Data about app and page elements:

________________

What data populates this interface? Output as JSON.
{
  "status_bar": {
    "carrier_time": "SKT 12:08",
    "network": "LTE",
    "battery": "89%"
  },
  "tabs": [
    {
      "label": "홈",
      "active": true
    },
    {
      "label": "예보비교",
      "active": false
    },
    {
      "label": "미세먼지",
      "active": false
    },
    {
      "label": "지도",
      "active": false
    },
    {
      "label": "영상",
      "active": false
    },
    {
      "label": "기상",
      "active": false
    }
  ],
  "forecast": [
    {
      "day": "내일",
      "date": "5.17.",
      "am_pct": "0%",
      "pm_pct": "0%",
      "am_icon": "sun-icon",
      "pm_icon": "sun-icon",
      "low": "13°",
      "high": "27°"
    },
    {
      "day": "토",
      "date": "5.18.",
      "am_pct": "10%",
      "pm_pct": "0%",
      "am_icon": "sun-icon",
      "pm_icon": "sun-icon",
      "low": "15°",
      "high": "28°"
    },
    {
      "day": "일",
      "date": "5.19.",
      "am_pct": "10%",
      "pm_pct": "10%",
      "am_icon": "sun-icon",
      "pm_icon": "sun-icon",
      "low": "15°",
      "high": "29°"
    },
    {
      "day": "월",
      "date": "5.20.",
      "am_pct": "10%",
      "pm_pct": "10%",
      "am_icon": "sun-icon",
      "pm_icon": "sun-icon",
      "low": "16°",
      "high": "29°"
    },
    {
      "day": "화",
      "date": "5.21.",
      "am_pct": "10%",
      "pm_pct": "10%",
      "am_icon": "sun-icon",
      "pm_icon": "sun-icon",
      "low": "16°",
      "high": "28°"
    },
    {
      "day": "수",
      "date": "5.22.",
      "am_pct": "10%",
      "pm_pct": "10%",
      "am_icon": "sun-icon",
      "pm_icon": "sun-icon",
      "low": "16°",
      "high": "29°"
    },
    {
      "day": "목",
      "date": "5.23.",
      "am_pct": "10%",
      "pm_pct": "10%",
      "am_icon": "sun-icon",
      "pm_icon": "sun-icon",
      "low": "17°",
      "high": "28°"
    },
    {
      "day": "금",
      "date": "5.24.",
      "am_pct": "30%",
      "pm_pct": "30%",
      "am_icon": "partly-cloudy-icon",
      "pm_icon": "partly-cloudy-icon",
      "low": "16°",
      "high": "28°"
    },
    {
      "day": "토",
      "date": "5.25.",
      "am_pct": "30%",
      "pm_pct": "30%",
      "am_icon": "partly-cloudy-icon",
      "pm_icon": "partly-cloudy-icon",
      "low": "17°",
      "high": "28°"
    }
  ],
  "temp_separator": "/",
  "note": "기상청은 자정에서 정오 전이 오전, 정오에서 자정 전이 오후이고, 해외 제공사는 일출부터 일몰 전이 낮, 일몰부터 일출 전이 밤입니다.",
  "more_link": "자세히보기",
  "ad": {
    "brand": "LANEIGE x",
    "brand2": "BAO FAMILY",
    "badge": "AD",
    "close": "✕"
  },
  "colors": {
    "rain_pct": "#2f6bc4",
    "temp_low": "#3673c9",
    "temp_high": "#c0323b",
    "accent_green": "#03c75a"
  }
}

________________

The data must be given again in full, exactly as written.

What data populates this interface? Output as JSON.
{
  "status_bar": {
    "carrier_time": "SKT 12:08",
    "network": "LTE",
    "battery": "89%"
  },
  "tabs": [
    {
      "label": "홈",
      "active": true
    },
    {
      "label": "예보비교",
      "active": false
    },
    {
      "label": "미세먼지",
      "active": false
    },
    {
      "label": "지도",
      "active": false
    },
    {
      "label": "영상",
      "active": false
    },
    {
      "label": "기상",
      "active": false
    }
  ],
  "forecast": [
    {
      "day": "내일",
      "date": "5.17.",
      "am_pct": "0%",
      "pm_pct": "0%",
      "am_icon": "sun-icon",
      "pm_icon": "sun-icon",
      "low": "13°",
      "high": "27°"
    },
    {
      "day": "토",
      "date": "5.18.",
      "am_pct": "10%",
      "pm_pct": "0%",
      "am_icon": "sun-icon",
      "pm_icon": "sun-icon",
      "low": "15°",
      "high": "28°"
    },
    {
      "day": "일",
      "date": "5.19.",
      "am_pct": "10%",
      "pm_pct": "10%",
      "am_icon": "sun-icon",
      "pm_icon": "sun-icon",
      "low": "15°",
      "high": "29°"
    },
    {
      "day": "월",
      "date": "5.20.",
      "am_pct": "10%",
      "pm_pct": "10%",
      "am_icon": "sun-icon",
      "pm_icon": "sun-icon",
      "low": "16°",
      "high": "29°"
    },
    {
      "day": "화",
      "date": "5.21.",
      "am_pct": "10%",
      "pm_pct": "10%",
      "am_icon": "sun-icon",
      "pm_icon": "sun-icon",
      "low": "16°",
      "high": "28°"
    },
    {
      "day": "수",
      "date": "5.22.",
      "am_pct": "10%",
      "pm_pct": "10%",
      "am_icon": "sun-icon",
      "pm_icon": "sun-icon",
      "low": "16°",
      "high": "29°"
    },
    {
      "day": "목",
      "date": "5.23.",
      "am_pct": "10%",
      "pm_pct": "10%",
      "am_icon": "sun-icon",
      "pm_icon": "sun-icon",
      "low": "17°",
      "high": "28°"
    },
    {
      "day": "금",
      "date": "5.24.",
      "am_pct": "30%",
      "pm_pct": "30%",
      "am_icon": "partly-cloudy-icon",
      "pm_icon": "partly-cloudy-icon",
      "low": "16°",
      "high": "28°"
    },
    {
      "day": "토",
      "date": "5.25.",
      "am_pct": "30%",
      "pm_pct": "30%",
      "am_icon": "partly-cloudy-icon",
      "pm_icon": "partly-cloudy-icon",
      "low": "17°",
      "high": "28°"
    }
  ],
  "temp_separator": "/",
  "note": "기상청은 자정에서 정오 전이 오전, 정오에서 자정 전이 오후이고, 해외 제공사는 일출부터 일몰 전이 낮, 일몰부터 일출 전이 밤입니다.",
  "more_link": "자세히보기",
  "ad": {
    "brand": "LANEIGE x",
    "brand2": "BAO FAMILY",
    "badge": "AD",
    "close": "✕"
  },
  "colors": {
    "rain_pct": "#2f6bc4",
    "temp_low": "#3673c9",
    "temp_high": "#c0323b",
    "accent_green": "#03c75a"
  }
}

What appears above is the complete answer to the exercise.